Sandberg ... doesn’t understand the difference between a social movement and a social network marketing campaign. Just because digital technology makes connecting possible doesn’t mean you’re actually reaching people.
People come to a social movement from the bottom up, not the top down. Sandberg has co-opted the vocabulary and romance of a social movement not to sell a cause, but herself.
She says she’s using marketing for the purpose of social idealism. But she’s actually using social idealism for the purpose of marketing.
I think it's fitting to switch around the nouns on this passage because the underlying question is what technology can truly accomplish. It can do a lot.
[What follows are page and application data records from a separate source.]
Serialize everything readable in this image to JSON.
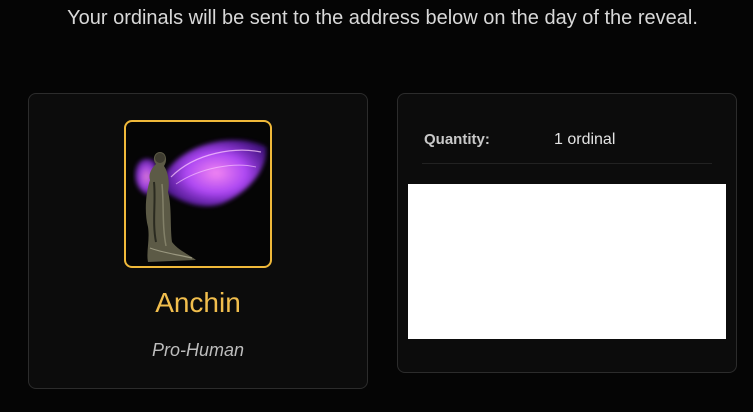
{
  "notice": "Your ordinals will be sent to the address below on the day of the reveal.",
  "item": {
    "image_alt": "winged figure ordinal artwork",
    "name": "Anchin",
    "type": "Pro-Human",
    "accent_color": "#f0b93a"
  },
  "summary": {
    "quantity_label": "Quantity:",
    "quantity_value": "1 ordinal"
  }
}
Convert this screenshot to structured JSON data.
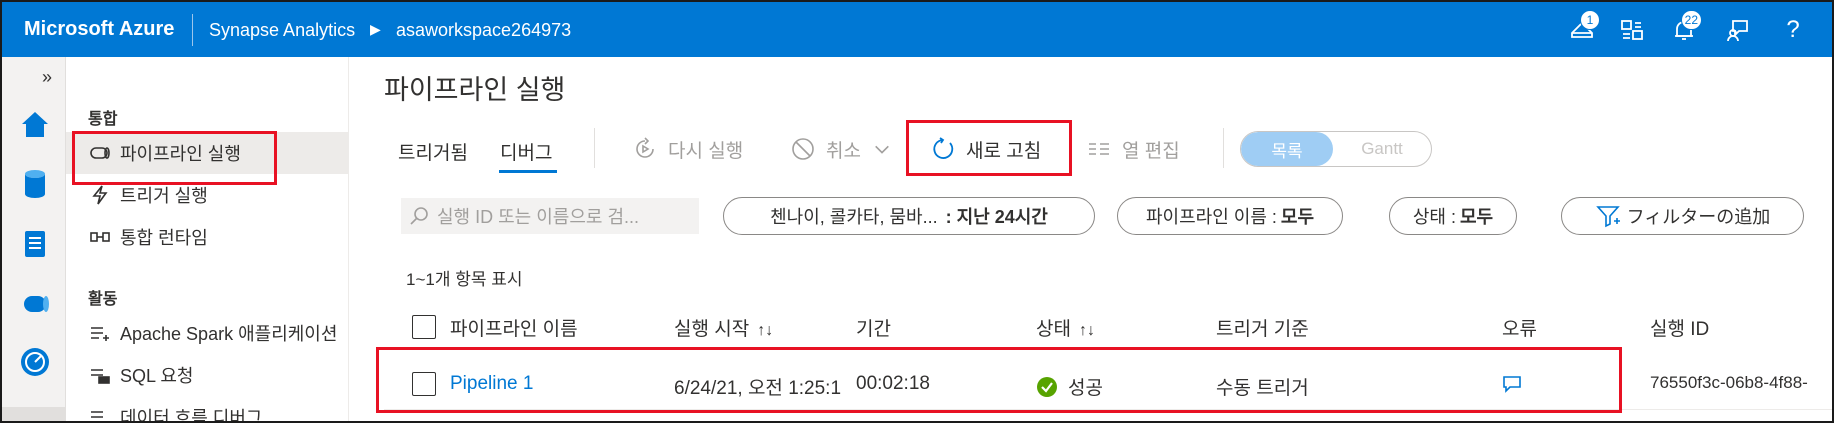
{
  "topbar": {
    "brand": "Microsoft Azure",
    "crumb1": "Synapse Analytics",
    "crumb_separator": "▶",
    "crumb2": "asaworkspace264973",
    "icons": [
      {
        "name": "notifications-feed-icon",
        "badge": "1"
      },
      {
        "name": "directory-switch-icon",
        "badge": ""
      },
      {
        "name": "bell-icon",
        "badge": "22"
      },
      {
        "name": "feedback-icon",
        "badge": ""
      },
      {
        "name": "help-icon",
        "label": "?"
      }
    ],
    "color": "#0078d4"
  },
  "rail": {
    "expand": "»",
    "icons": [
      "home-icon",
      "data-icon",
      "develop-icon",
      "integrate-icon",
      "monitor-icon"
    ]
  },
  "nav": {
    "section1": "통합",
    "items1": [
      {
        "label": "파이프라인 실행",
        "icon": "pipeline-icon"
      },
      {
        "label": "트리거 실행",
        "icon": "trigger-icon"
      },
      {
        "label": "통합 런타임",
        "icon": "runtime-icon"
      }
    ],
    "section2": "활동",
    "items2": [
      {
        "label": "Apache Spark 애플리케이션",
        "icon": "spark-icon"
      },
      {
        "label": "SQL 요청",
        "icon": "sql-icon"
      },
      {
        "label": "데이터 흐름 디버그",
        "icon": "dataflow-icon"
      }
    ]
  },
  "main": {
    "title": "파이프라인 실행",
    "tabs": [
      "트리거됨",
      "디버그"
    ],
    "commands": {
      "rerun": "다시 실행",
      "cancel": "취소",
      "refresh": "새로 고침",
      "edit_columns": "열 편집"
    },
    "view_toggle": {
      "list": "목록",
      "gantt": "Gantt"
    },
    "search_placeholder": "실행 ID 또는 이름으로 검...",
    "filters": {
      "time_prefix": "첸나이, 콜카타, 뭄바...",
      "time_value": ": 지난 24시간",
      "pipeline_prefix": "파이프라인 이름 : ",
      "pipeline_value": "모두",
      "status_prefix": "상태 : ",
      "status_value": "모두",
      "add_filter": "フィルターの追加"
    },
    "count_text": "1~1개 항목 표시",
    "columns": [
      "파이프라인 이름",
      "실행 시작",
      "기간",
      "상태",
      "트리거 기준",
      "오류",
      "실행 ID"
    ],
    "sort_glyph": "↑↓",
    "rows": [
      {
        "pipeline_name": "Pipeline 1",
        "run_start": "6/24/21, 오전 1:25:1",
        "duration": "00:02:18",
        "status": "성공",
        "triggered_by": "수동 트리거",
        "run_id": "76550f3c-06b8-4f88-"
      }
    ]
  },
  "colors": {
    "accent": "#0078d4",
    "success": "#57a300",
    "highlight": "#e81123"
  }
}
Online technology has great promise for expanding education, but it can not supplant the college experience.
Thousands of "students" in a MOOC imply that the teacher of the MOOC must be better than other teachers -- but what it really means is that the prof in front of the MOOC is at a more-elite, more-connected institution, and, yes, may be a better scholar. But do we really think the best scholars are de facto the best teachers? Was Einstein renowned for his large lecture courses?
Take heed, MOOCs: "Connecting" people is not "reaching" people.